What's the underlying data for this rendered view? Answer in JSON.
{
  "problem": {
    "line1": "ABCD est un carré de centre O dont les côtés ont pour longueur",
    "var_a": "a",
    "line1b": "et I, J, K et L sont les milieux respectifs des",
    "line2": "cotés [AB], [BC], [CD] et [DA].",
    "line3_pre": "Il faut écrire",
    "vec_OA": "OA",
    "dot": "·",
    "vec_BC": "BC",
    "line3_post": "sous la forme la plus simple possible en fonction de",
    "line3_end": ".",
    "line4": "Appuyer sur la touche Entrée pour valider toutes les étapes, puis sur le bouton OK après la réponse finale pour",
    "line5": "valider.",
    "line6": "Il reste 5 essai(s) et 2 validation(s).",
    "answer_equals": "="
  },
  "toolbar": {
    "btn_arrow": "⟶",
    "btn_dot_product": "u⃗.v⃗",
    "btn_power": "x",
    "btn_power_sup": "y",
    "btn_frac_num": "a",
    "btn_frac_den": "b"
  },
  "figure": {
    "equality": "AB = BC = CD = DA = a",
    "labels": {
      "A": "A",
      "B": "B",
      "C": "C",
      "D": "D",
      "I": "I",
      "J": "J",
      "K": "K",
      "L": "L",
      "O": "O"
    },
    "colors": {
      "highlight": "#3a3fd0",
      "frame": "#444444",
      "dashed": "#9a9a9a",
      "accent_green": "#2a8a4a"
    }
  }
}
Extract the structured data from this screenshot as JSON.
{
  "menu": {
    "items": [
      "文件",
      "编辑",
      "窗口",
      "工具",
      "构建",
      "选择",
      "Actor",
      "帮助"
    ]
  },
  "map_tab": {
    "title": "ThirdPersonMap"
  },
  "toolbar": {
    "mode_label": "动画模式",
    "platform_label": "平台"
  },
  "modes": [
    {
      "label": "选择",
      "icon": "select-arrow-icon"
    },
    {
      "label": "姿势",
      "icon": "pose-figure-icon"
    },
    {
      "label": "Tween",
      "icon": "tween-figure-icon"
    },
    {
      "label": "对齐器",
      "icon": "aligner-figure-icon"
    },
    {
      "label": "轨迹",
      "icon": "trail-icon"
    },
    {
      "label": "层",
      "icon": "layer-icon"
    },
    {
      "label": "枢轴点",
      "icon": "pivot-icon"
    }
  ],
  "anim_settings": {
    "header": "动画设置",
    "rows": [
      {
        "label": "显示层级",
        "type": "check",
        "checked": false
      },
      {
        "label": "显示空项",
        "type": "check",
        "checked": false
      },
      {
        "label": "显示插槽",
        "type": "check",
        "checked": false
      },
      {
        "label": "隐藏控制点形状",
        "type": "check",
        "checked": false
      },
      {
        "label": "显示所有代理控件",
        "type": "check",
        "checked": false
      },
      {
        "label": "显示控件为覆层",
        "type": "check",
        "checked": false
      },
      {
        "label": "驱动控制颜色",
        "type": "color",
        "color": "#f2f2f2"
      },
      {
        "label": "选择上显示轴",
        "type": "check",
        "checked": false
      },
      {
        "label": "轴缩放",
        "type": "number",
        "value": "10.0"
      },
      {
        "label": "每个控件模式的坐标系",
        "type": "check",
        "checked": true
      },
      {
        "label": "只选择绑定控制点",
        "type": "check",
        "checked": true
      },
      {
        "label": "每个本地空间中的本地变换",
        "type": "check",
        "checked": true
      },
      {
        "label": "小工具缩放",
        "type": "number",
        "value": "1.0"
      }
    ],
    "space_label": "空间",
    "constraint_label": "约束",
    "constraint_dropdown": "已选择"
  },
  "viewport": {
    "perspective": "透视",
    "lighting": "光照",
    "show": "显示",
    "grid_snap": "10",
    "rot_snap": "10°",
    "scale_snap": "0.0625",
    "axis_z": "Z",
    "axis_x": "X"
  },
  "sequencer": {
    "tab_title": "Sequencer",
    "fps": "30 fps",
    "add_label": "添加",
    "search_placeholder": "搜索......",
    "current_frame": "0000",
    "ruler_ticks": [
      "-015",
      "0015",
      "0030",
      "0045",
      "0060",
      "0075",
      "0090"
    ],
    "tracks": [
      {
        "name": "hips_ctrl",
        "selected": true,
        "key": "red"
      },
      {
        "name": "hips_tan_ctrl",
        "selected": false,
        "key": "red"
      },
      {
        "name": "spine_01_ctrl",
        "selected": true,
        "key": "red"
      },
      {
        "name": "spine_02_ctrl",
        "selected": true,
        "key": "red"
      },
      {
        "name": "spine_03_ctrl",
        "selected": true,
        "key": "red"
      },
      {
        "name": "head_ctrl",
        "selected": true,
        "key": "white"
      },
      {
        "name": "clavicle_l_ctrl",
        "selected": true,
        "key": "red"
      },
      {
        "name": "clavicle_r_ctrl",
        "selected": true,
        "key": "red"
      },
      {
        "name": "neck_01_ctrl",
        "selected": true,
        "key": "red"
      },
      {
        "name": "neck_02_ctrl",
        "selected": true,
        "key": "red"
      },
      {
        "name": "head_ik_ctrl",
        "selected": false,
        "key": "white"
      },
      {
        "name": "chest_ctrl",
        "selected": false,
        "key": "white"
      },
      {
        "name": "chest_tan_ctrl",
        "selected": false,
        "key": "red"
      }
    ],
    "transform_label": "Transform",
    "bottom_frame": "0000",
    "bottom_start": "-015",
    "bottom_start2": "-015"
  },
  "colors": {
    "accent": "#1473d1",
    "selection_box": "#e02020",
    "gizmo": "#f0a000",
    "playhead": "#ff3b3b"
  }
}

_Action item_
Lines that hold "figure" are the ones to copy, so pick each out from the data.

_Task response_
  "figure": {
      "icon": "pose-figure-icon"
      "icon": "tween-figure-icon"
      "icon": "aligner-figure-icon"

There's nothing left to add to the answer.